= Task to complete =
Your job is to return every line in the data holding the string "icon".
_ _ _ _ _
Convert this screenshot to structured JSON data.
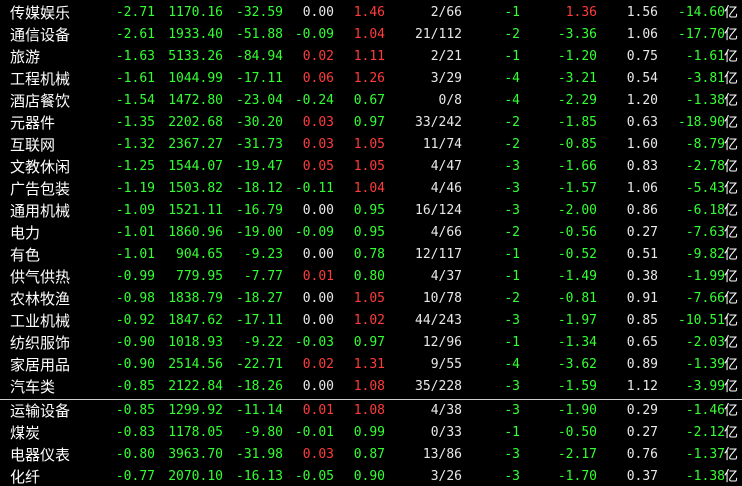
{
  "colors": {
    "background": "#000000",
    "rise": "#ff3b3b",
    "fall": "#33ff33",
    "flat": "#e8e8e8",
    "text": "#ffffff"
  },
  "unit_label": "亿",
  "rows": [
    {
      "name": "传媒娱乐",
      "c1": "-2.71",
      "c2": "1170.16",
      "c3": "-32.59",
      "c4": "0.00",
      "c5": "1.46",
      "c6": "2/66",
      "c7": "-1",
      "c8": "1.36",
      "c9": "1.56",
      "c10": "-14.60",
      "c4c": "white",
      "c5c": "red",
      "c8c": "red"
    },
    {
      "name": "通信设备",
      "c1": "-2.61",
      "c2": "1933.40",
      "c3": "-51.88",
      "c4": "-0.09",
      "c5": "1.04",
      "c6": "21/112",
      "c7": "-2",
      "c8": "-3.36",
      "c9": "1.06",
      "c10": "-17.70",
      "c4c": "green",
      "c5c": "red",
      "c8c": "green"
    },
    {
      "name": "旅游",
      "c1": "-1.63",
      "c2": "5133.26",
      "c3": "-84.94",
      "c4": "0.02",
      "c5": "1.11",
      "c6": "2/21",
      "c7": "-1",
      "c8": "-1.20",
      "c9": "0.75",
      "c10": "-1.61",
      "c4c": "red",
      "c5c": "red",
      "c8c": "green"
    },
    {
      "name": "工程机械",
      "c1": "-1.61",
      "c2": "1044.99",
      "c3": "-17.11",
      "c4": "0.06",
      "c5": "1.26",
      "c6": "3/29",
      "c7": "-4",
      "c8": "-3.21",
      "c9": "0.54",
      "c10": "-3.81",
      "c4c": "red",
      "c5c": "red",
      "c8c": "green"
    },
    {
      "name": "酒店餐饮",
      "c1": "-1.54",
      "c2": "1472.80",
      "c3": "-23.04",
      "c4": "-0.24",
      "c5": "0.67",
      "c6": "0/8",
      "c7": "-4",
      "c8": "-2.29",
      "c9": "1.20",
      "c10": "-1.38",
      "c4c": "green",
      "c5c": "green",
      "c8c": "green"
    },
    {
      "name": "元器件",
      "c1": "-1.35",
      "c2": "2202.68",
      "c3": "-30.20",
      "c4": "0.03",
      "c5": "0.97",
      "c6": "33/242",
      "c7": "-2",
      "c8": "-1.85",
      "c9": "0.63",
      "c10": "-18.90",
      "c4c": "red",
      "c5c": "green",
      "c8c": "green"
    },
    {
      "name": "互联网",
      "c1": "-1.32",
      "c2": "2367.27",
      "c3": "-31.73",
      "c4": "0.03",
      "c5": "1.05",
      "c6": "11/74",
      "c7": "-2",
      "c8": "-0.85",
      "c9": "1.60",
      "c10": "-8.79",
      "c4c": "red",
      "c5c": "red",
      "c8c": "green"
    },
    {
      "name": "文教休闲",
      "c1": "-1.25",
      "c2": "1544.07",
      "c3": "-19.47",
      "c4": "0.05",
      "c5": "1.05",
      "c6": "4/47",
      "c7": "-3",
      "c8": "-1.66",
      "c9": "0.83",
      "c10": "-2.78",
      "c4c": "red",
      "c5c": "red",
      "c8c": "green"
    },
    {
      "name": "广告包装",
      "c1": "-1.19",
      "c2": "1503.82",
      "c3": "-18.12",
      "c4": "-0.11",
      "c5": "1.04",
      "c6": "4/46",
      "c7": "-3",
      "c8": "-1.57",
      "c9": "1.06",
      "c10": "-5.43",
      "c4c": "green",
      "c5c": "red",
      "c8c": "green"
    },
    {
      "name": "通用机械",
      "c1": "-1.09",
      "c2": "1521.11",
      "c3": "-16.79",
      "c4": "0.00",
      "c5": "0.95",
      "c6": "16/124",
      "c7": "-3",
      "c8": "-2.00",
      "c9": "0.86",
      "c10": "-6.18",
      "c4c": "white",
      "c5c": "green",
      "c8c": "green"
    },
    {
      "name": "电力",
      "c1": "-1.01",
      "c2": "1860.96",
      "c3": "-19.00",
      "c4": "-0.09",
      "c5": "0.95",
      "c6": "4/66",
      "c7": "-2",
      "c8": "-0.56",
      "c9": "0.27",
      "c10": "-7.63",
      "c4c": "green",
      "c5c": "green",
      "c8c": "green"
    },
    {
      "name": "有色",
      "c1": "-1.01",
      "c2": "904.65",
      "c3": "-9.23",
      "c4": "0.00",
      "c5": "0.78",
      "c6": "12/117",
      "c7": "-1",
      "c8": "-0.52",
      "c9": "0.51",
      "c10": "-9.82",
      "c4c": "white",
      "c5c": "green",
      "c8c": "green"
    },
    {
      "name": "供气供热",
      "c1": "-0.99",
      "c2": "779.95",
      "c3": "-7.77",
      "c4": "0.01",
      "c5": "0.80",
      "c6": "4/37",
      "c7": "-1",
      "c8": "-1.49",
      "c9": "0.38",
      "c10": "-1.99",
      "c4c": "red",
      "c5c": "green",
      "c8c": "green"
    },
    {
      "name": "农林牧渔",
      "c1": "-0.98",
      "c2": "1838.79",
      "c3": "-18.27",
      "c4": "0.00",
      "c5": "1.05",
      "c6": "10/78",
      "c7": "-2",
      "c8": "-0.81",
      "c9": "0.91",
      "c10": "-7.66",
      "c4c": "white",
      "c5c": "red",
      "c8c": "green"
    },
    {
      "name": "工业机械",
      "c1": "-0.92",
      "c2": "1847.62",
      "c3": "-17.11",
      "c4": "0.00",
      "c5": "1.02",
      "c6": "44/243",
      "c7": "-3",
      "c8": "-1.97",
      "c9": "0.85",
      "c10": "-10.51",
      "c4c": "white",
      "c5c": "red",
      "c8c": "green"
    },
    {
      "name": "纺织服饰",
      "c1": "-0.90",
      "c2": "1018.93",
      "c3": "-9.22",
      "c4": "-0.03",
      "c5": "0.97",
      "c6": "12/96",
      "c7": "-1",
      "c8": "-1.34",
      "c9": "0.65",
      "c10": "-2.03",
      "c4c": "green",
      "c5c": "green",
      "c8c": "green"
    },
    {
      "name": "家居用品",
      "c1": "-0.90",
      "c2": "2514.56",
      "c3": "-22.71",
      "c4": "0.02",
      "c5": "1.31",
      "c6": "9/55",
      "c7": "-4",
      "c8": "-3.62",
      "c9": "0.89",
      "c10": "-1.39",
      "c4c": "red",
      "c5c": "red",
      "c8c": "green"
    },
    {
      "name": "汽车类",
      "c1": "-0.85",
      "c2": "2122.84",
      "c3": "-18.26",
      "c4": "0.00",
      "c5": "1.08",
      "c6": "35/228",
      "c7": "-3",
      "c8": "-1.59",
      "c9": "1.12",
      "c10": "-3.99",
      "c4c": "white",
      "c5c": "red",
      "c8c": "green"
    },
    {
      "name": "运输设备",
      "c1": "-0.85",
      "c2": "1299.92",
      "c3": "-11.14",
      "c4": "0.01",
      "c5": "1.08",
      "c6": "4/38",
      "c7": "-3",
      "c8": "-1.90",
      "c9": "0.29",
      "c10": "-1.46",
      "c4c": "red",
      "c5c": "red",
      "c8c": "green"
    },
    {
      "name": "煤炭",
      "c1": "-0.83",
      "c2": "1178.05",
      "c3": "-9.80",
      "c4": "-0.01",
      "c5": "0.99",
      "c6": "0/33",
      "c7": "-1",
      "c8": "-0.50",
      "c9": "0.27",
      "c10": "-2.12",
      "c4c": "green",
      "c5c": "green",
      "c8c": "green"
    },
    {
      "name": "电器仪表",
      "c1": "-0.80",
      "c2": "3963.70",
      "c3": "-31.98",
      "c4": "0.03",
      "c5": "0.87",
      "c6": "13/86",
      "c7": "-3",
      "c8": "-2.17",
      "c9": "0.76",
      "c10": "-1.37",
      "c4c": "red",
      "c5c": "green",
      "c8c": "green"
    },
    {
      "name": "化纤",
      "c1": "-0.77",
      "c2": "2070.10",
      "c3": "-16.13",
      "c4": "-0.05",
      "c5": "0.90",
      "c6": "3/26",
      "c7": "-3",
      "c8": "-1.70",
      "c9": "0.37",
      "c10": "-1.38",
      "c4c": "green",
      "c5c": "green",
      "c8c": "green"
    }
  ]
}
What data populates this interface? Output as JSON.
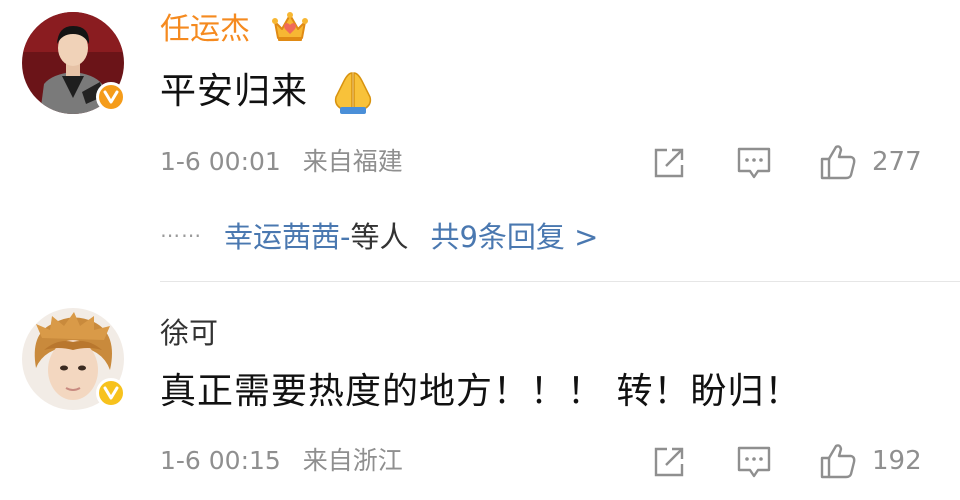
{
  "colors": {
    "brand_orange": "#f58a1f",
    "link_blue": "#4a78b0",
    "meta_gray": "#8f8f8f",
    "text_dark": "#111111",
    "verified_orange": "#f59c1a",
    "verified_yellow": "#f7c21d"
  },
  "comments": [
    {
      "username": "任运杰",
      "username_color": "#f58a1f",
      "badge_icon": "crown-icon",
      "content": "平安归来",
      "emoji_icon": "praying-hands-icon",
      "time": "1-6 00:01",
      "location": "来自福建",
      "likes": "277",
      "verified_icon": "verified-v-icon",
      "replies": {
        "dots": "⋯⋯",
        "names": "幸运茜茜-",
        "etc": "等人",
        "count_text": "共9条回复 >"
      }
    },
    {
      "username": "徐可",
      "username_color": "#333333",
      "content": "真正需要热度的地方！！！ 转！盼归！",
      "time": "1-6 00:15",
      "location": "来自浙江",
      "likes": "192",
      "verified_icon": "verified-v-icon"
    }
  ]
}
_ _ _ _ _
= Exercise solution =
      "badge_icon": "crown-icon",
      "emoji_icon": "praying-hands-icon",
      "verified_icon": "verified-v-icon",
      "verified_icon": "verified-v-icon"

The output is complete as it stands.